In a new study, researchers from University of Michigan develop new recommendations for prescribing opioid.
Their recommendations are based on published medical evidence for one operation, gall bladder removal.
The researchers also find that a spillover effect that led them to prescribe roughly 10,000 fewer pills for other major operations.
Opioid prescribing after operations is often excessive. This could lead to leftover pills in patients and encourage opioid abuse.
Procedure-specific postoperative prescribing guidelines can reduce excessive prescribing.
However, it is unclear whether such guidelines are associated with reductions in opioid prescribing for other procedures.
In the current study, researchers conducted a retrospective chart review for patients undergoing several surgeries between January 1, 2016 and August 31, 2017.
A total of 1,158 patients were included in the study.
The team compared postoperative opioid prescription size before and after November 1, 2016, when prescribing guidelines were introduced.
The researchers found that opioid prescription was strongly reduced for the surgeries under the new recommendations.
The results showed that after implementing evidence-based opioid prescribing recommendations for a single surgical procedure, opioid prescribing decreased for 4 other surgical procedures.
In addition, the requests for refills did not increase substantially.
This spillover effect shows the new recommendations helped raise the awareness about safe and appropriate opioid prescribing after operations.
The lead study author is Michael Englesbe, MD, FACS, a transplant surgeon in the department of surgery, University of Michigan Health System, Ann Arbor.
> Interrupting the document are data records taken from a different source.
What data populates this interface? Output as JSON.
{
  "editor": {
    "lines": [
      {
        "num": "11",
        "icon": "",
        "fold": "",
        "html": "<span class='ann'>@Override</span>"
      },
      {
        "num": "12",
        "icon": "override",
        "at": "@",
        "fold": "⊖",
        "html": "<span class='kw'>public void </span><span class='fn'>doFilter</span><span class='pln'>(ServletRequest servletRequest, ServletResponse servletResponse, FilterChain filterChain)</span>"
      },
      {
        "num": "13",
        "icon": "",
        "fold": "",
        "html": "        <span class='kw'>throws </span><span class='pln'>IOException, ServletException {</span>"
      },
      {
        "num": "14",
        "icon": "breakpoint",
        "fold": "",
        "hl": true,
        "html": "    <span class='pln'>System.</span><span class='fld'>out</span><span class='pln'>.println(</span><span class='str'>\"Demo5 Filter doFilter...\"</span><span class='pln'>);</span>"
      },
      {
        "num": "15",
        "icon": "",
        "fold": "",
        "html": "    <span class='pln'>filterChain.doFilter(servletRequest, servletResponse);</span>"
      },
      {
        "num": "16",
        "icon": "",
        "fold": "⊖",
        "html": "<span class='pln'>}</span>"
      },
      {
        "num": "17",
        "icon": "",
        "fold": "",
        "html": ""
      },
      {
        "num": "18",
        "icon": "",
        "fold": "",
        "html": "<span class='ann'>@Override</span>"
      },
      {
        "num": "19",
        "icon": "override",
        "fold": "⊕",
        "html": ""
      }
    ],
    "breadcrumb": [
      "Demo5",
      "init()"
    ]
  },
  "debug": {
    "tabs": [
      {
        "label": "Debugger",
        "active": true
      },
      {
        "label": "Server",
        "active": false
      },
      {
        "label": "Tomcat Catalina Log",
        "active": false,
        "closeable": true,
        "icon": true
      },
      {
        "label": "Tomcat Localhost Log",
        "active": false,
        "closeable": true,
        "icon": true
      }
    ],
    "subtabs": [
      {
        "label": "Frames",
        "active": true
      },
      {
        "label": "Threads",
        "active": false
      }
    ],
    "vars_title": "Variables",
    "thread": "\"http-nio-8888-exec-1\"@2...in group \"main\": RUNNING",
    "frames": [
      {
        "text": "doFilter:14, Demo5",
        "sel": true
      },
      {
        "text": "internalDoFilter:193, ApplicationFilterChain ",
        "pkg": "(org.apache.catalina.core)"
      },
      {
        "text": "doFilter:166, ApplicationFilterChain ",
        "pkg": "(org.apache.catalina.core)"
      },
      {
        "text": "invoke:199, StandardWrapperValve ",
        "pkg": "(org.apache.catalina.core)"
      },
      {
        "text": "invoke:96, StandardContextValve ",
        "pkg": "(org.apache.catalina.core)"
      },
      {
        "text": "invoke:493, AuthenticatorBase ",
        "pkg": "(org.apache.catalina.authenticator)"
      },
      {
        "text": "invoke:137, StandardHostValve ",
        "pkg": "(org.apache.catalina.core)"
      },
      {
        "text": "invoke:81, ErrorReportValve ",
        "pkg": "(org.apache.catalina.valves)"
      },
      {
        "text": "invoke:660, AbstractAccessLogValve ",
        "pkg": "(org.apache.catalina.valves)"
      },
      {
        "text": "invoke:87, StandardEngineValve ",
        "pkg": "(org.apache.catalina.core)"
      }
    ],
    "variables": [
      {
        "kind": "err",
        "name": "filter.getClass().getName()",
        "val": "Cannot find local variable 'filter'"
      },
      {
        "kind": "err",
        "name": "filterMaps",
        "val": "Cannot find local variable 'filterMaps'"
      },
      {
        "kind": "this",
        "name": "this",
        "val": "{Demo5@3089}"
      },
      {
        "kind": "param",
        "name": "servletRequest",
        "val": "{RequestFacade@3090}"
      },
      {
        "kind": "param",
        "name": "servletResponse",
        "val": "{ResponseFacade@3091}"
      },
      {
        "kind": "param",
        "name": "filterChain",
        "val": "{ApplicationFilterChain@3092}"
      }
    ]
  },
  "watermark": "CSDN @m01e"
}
The recommendations are available at https://opioidprescribing.info.
The study is published in the Journal of the American College of Surgeons.